Thurs 25th February - Sat 27th February & Tues 1st March - Sat 5th March 1988
Directed by Ingrid Corrigan
Ernest and Delia eat pilchards in theirs, Nick is incapacitated in his and Malcolm and Kate hide shoes in theirs. What do you do in your bed? In three separate bedrooms, four couples sort out their marital relationships during one hectic night.
The play takes place in three bedrooms during one night and the subsequent morning. The eldest couple, Delia and Ernest, are getting ready to go out for a meal to celebrate their wedding anniversary; Malcolm and Kate, the youngest, are about to host a housewarming party, to which the other two couples; Jan and Nick and Susannah and Trevor, have been invited. At the last minute Nick hurts his back and is unable to go.
Matters are complicated by the fact that of the two visiting couples, Jan is Trevor's ex. After Susannah and Trevor have a blazing row, Susannah finds Trevor and Jan kissing. Susannah leaves the party and runs to Delia and Ernest (Trevor's parents). She ends up sharing Delia's bed, while Ernest is forced to sleep in the spare room. Meanwhile Trevor is offered a bed in a Kate's spare room, but decides to go and "straighten things out" with Nick and Jan, leaving Kate waiting up for him. Eventually Trevor and Susannah seem to be reconciled, but at the end of the play the audience might doubt whether this state of affairs will last.
Ayckbourn's clever uses of time and space makes this a very intricate and sophisticated comedy while also portraying the deteriorating and rebuilding of relationships among young couples. This play explores the differences in relationships between the younger and older generations while capitalising on certain unlikely issues that may strain the relationships even further.
This play was staged at Havant Arts Centre, East Street Havant - Bench Theatre's home since 1977.
|Stage Manager||Karen Bickers|
|Lighting||Jacquie Penrose, Graham Scott |
|Poster Design||Pete Woodward|
|Set Construction||Pete Codd|
|Front of House||Robbie Cattermole|
This play has its moments of near farce and yet still contains elements of the claustrophobic - maybe because it's all in bedrooms. It is also the first time I've made use, to quite such an extent, of the cross-cut device. Jumping the action from bedroom to bedroom gives the play an added rhythm over and above what the dialogue normally provides. Again, I've allowed the characters to progress, develop and resolve very much in their own way. Perhaps none of them finds instant happiness or sudden great self-insight. But at least they retain the dignity of resolving their own destinies.

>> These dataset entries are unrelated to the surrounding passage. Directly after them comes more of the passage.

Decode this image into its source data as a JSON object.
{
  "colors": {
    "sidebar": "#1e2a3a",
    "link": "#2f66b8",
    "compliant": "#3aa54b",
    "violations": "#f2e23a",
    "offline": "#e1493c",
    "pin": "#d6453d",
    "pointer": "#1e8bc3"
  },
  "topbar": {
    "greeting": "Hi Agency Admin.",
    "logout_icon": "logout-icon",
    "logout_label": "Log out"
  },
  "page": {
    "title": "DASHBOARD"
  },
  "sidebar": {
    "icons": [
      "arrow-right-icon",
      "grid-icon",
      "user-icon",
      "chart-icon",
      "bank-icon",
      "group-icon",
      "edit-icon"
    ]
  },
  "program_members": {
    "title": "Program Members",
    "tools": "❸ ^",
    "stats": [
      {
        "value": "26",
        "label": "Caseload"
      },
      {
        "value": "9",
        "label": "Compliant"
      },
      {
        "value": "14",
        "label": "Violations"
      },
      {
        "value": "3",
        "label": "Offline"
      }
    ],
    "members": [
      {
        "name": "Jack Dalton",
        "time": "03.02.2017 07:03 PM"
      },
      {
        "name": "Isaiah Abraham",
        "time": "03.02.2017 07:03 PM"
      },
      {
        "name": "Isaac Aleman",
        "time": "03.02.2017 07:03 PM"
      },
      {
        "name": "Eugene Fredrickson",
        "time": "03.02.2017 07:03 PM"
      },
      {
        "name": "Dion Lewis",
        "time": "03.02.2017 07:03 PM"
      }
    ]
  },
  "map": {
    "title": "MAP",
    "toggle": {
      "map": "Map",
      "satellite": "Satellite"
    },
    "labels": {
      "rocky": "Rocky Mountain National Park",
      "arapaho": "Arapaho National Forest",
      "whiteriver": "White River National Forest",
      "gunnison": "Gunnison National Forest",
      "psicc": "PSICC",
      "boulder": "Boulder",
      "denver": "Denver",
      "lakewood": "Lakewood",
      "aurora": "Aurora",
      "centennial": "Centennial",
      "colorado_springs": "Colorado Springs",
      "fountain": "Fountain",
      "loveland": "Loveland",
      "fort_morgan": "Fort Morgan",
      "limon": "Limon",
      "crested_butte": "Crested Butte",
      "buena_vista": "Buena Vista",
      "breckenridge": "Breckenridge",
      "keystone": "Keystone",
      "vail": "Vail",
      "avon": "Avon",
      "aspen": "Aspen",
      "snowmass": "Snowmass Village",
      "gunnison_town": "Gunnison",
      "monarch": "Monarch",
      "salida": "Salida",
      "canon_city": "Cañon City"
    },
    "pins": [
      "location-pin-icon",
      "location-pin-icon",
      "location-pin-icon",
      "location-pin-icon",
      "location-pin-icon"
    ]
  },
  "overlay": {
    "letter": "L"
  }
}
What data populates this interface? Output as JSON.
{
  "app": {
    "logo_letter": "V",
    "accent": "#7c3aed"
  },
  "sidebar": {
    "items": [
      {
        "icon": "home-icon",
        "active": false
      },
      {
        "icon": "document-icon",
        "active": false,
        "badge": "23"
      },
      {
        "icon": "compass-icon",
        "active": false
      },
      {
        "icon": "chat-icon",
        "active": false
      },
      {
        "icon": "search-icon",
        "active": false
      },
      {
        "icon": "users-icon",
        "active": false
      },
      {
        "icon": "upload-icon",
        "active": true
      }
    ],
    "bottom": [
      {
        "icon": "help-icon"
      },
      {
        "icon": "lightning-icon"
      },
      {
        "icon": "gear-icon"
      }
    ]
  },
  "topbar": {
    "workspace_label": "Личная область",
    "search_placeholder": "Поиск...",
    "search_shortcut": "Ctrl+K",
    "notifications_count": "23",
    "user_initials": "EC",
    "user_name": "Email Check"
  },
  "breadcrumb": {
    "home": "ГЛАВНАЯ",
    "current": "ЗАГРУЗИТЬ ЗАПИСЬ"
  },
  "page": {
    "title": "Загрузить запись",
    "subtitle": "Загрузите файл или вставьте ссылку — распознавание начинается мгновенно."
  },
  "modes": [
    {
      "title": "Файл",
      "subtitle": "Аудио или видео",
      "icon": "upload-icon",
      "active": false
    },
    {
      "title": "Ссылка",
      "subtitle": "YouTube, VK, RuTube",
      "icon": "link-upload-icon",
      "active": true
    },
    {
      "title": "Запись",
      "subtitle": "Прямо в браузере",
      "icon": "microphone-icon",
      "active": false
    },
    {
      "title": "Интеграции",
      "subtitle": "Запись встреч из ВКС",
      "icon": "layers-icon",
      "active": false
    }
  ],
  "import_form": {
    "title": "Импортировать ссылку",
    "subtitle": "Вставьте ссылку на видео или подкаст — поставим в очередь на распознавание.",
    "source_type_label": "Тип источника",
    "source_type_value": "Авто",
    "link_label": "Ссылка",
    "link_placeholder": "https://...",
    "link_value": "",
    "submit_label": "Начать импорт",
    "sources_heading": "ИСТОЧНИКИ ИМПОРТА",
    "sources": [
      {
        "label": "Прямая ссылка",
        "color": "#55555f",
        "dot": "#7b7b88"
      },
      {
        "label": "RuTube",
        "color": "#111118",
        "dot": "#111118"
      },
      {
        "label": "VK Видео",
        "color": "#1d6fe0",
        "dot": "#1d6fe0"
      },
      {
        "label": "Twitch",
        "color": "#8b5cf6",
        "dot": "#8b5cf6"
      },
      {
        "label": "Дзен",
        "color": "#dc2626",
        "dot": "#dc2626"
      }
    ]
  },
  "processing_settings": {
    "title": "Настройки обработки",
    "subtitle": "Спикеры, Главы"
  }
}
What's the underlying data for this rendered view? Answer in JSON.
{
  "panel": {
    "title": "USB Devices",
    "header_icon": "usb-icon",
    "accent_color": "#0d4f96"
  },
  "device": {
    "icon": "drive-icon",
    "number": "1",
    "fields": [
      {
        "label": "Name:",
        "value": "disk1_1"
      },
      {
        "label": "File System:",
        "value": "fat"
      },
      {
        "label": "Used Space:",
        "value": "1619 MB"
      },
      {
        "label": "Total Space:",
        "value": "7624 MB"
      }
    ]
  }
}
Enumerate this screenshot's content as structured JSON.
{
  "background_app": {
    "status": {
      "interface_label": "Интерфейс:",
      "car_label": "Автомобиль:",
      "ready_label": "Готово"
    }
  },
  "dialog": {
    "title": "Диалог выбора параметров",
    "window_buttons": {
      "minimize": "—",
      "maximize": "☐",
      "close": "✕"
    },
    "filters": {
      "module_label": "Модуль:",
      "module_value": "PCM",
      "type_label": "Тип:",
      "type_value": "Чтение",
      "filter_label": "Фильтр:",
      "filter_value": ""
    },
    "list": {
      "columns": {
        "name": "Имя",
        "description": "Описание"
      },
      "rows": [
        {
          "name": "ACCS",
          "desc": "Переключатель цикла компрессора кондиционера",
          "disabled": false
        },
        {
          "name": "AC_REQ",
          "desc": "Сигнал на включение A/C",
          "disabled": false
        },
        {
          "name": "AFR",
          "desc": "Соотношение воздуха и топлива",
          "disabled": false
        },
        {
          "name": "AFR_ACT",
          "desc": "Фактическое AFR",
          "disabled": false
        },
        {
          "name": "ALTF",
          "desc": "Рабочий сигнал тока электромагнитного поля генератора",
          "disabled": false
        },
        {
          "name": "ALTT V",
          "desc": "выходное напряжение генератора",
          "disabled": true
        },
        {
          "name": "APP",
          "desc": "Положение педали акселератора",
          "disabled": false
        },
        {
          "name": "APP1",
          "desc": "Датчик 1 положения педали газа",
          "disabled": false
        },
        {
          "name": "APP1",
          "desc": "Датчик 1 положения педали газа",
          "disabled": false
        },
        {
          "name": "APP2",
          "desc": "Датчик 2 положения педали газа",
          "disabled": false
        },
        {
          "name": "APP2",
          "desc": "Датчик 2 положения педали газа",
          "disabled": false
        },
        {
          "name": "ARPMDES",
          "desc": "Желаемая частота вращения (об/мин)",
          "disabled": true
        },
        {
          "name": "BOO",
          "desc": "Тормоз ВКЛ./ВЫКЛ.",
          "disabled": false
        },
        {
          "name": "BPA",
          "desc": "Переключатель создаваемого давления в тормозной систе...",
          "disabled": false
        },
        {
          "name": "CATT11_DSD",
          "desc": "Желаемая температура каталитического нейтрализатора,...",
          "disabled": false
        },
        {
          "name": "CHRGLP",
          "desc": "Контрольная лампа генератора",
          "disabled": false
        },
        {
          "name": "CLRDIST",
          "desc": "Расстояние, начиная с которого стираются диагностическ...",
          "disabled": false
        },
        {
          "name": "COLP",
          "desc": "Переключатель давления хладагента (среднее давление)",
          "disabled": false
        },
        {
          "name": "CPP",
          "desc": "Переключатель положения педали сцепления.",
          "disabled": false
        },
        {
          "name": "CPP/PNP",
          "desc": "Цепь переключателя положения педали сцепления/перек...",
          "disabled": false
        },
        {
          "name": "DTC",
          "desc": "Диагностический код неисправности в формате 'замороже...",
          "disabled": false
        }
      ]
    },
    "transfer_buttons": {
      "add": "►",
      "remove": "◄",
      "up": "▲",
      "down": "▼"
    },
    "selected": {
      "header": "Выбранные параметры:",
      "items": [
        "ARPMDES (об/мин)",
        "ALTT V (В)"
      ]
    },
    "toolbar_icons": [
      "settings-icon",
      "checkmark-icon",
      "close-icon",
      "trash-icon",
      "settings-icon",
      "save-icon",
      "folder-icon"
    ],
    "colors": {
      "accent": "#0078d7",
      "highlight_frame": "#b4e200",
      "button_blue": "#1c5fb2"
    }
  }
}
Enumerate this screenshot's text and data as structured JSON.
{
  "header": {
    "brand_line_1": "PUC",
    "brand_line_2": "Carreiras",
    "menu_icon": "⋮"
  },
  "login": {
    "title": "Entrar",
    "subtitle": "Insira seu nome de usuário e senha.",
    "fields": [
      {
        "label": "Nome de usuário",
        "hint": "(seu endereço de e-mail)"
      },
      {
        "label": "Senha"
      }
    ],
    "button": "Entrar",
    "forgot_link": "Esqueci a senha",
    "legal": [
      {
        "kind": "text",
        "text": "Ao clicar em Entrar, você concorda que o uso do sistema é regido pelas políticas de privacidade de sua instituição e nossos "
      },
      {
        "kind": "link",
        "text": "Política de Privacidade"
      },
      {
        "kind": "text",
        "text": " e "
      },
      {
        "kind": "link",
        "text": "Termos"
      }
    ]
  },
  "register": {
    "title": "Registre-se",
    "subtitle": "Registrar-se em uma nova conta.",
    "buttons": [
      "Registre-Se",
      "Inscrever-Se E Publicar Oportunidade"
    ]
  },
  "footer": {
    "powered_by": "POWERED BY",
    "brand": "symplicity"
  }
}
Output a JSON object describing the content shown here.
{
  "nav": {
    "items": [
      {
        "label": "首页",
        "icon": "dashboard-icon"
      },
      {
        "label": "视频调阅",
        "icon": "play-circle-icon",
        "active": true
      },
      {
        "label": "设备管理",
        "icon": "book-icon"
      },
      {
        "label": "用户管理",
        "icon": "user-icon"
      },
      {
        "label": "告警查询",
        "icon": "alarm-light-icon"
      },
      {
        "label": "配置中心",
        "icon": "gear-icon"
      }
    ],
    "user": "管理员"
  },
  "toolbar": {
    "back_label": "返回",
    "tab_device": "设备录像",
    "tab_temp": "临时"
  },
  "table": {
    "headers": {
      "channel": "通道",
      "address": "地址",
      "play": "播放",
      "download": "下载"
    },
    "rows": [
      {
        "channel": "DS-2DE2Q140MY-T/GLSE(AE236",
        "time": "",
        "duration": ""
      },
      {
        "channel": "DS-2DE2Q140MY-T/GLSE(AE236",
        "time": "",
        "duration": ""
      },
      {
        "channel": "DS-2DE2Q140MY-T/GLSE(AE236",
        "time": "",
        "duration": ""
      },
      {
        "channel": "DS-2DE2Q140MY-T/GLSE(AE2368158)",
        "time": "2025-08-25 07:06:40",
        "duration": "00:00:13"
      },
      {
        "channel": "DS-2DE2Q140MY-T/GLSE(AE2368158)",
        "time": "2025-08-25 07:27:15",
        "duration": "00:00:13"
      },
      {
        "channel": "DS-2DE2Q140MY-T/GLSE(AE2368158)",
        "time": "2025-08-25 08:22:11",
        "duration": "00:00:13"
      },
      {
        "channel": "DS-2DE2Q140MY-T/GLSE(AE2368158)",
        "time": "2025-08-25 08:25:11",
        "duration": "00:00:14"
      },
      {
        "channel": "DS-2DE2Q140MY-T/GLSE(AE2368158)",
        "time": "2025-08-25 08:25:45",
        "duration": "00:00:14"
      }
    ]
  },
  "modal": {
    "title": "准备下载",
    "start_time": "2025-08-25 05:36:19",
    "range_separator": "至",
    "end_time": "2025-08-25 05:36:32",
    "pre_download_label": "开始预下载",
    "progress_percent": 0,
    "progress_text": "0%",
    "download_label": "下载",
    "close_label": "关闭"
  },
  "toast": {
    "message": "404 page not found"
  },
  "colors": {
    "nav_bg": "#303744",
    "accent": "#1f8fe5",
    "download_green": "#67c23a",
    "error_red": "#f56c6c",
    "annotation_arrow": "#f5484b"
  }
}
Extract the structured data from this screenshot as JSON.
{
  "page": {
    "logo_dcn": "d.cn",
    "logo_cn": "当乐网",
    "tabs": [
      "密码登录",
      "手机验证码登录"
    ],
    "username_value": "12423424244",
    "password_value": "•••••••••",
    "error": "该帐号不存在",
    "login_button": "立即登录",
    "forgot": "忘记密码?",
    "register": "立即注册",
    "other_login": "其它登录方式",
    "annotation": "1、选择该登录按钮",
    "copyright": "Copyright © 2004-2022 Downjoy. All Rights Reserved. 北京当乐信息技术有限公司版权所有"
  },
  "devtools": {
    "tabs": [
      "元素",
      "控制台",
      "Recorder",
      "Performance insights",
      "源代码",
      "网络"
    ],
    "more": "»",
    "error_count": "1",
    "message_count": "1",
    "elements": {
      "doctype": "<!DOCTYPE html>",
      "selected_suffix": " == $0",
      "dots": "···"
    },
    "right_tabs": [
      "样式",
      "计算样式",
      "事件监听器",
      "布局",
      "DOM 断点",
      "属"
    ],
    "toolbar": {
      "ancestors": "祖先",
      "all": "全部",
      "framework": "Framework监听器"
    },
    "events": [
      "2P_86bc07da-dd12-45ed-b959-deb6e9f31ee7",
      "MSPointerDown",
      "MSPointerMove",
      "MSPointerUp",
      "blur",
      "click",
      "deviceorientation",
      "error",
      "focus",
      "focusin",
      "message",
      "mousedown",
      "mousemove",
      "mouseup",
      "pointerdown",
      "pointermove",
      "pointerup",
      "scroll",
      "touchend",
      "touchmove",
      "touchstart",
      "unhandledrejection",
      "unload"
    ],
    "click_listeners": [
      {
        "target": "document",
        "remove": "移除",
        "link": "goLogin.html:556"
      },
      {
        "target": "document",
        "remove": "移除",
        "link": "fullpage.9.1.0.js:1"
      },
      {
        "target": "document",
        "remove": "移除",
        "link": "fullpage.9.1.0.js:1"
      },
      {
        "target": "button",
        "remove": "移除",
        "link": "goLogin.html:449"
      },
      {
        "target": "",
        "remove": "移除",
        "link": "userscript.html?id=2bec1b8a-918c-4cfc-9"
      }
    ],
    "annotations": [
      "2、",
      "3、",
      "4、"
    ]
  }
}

My own feelings is that 'Bedroom Farce' (one of his very best) is actually just as 'serious' as Ayckbourn's doomier plays. It carries an audience along on an almost unending crest of laughter; but that laughter is anything but mindless. Ayckbourn sets up a brilliantly comic device, lets his imagination take over and allows the ideas to spring out of exact observation of human behaviour.He reminds us all the time that a play is an artifact, a toy, a construct; but that, at its best, it can also illuminate the human condition.
Michael Billington, from his biography of Ayckbourn
Cramming three double bedrooms onto the stage of The Old Town Hall, Havant, is no mean feat in itself; but that was just the first in an excellent production of 'Bedroom Farce' by the Bench Theatre.
The play explores one hectic night in the lives of four couples, and the tangled network of their relationships. But don't thing that it is a heavy philosophical tract - Ayckbourn's dialogue has a distinct thread of poignancy but it is primarily comedy, and was admirably brought to life by The Bench. We focus on each of the bedrooms in turn - a highly diverting dramatic device, and skillfully lit.
Jane Hemsley-Brown's sensible and stuck-in-her-ways Delia gained top comic marks, very closely followed by her "husband" Ernest (David Penrose), Kate (Bernadette Russell) and Nick (Pete Holding), who managed a tremendous presence while acting his entire role from his bed. Perhaps the wild-eyed whimpering Susannah (Sally Stidever) could have pitched her strife at a slightly lower level, or varies it a little - I found it hard to sympathize with her at all; it was a difficult job however to maintain such a character with little dialogue.
This is a well-produced and highly amusing play and well worth a visit. It runs until Saturday.
The News, 26th February 1988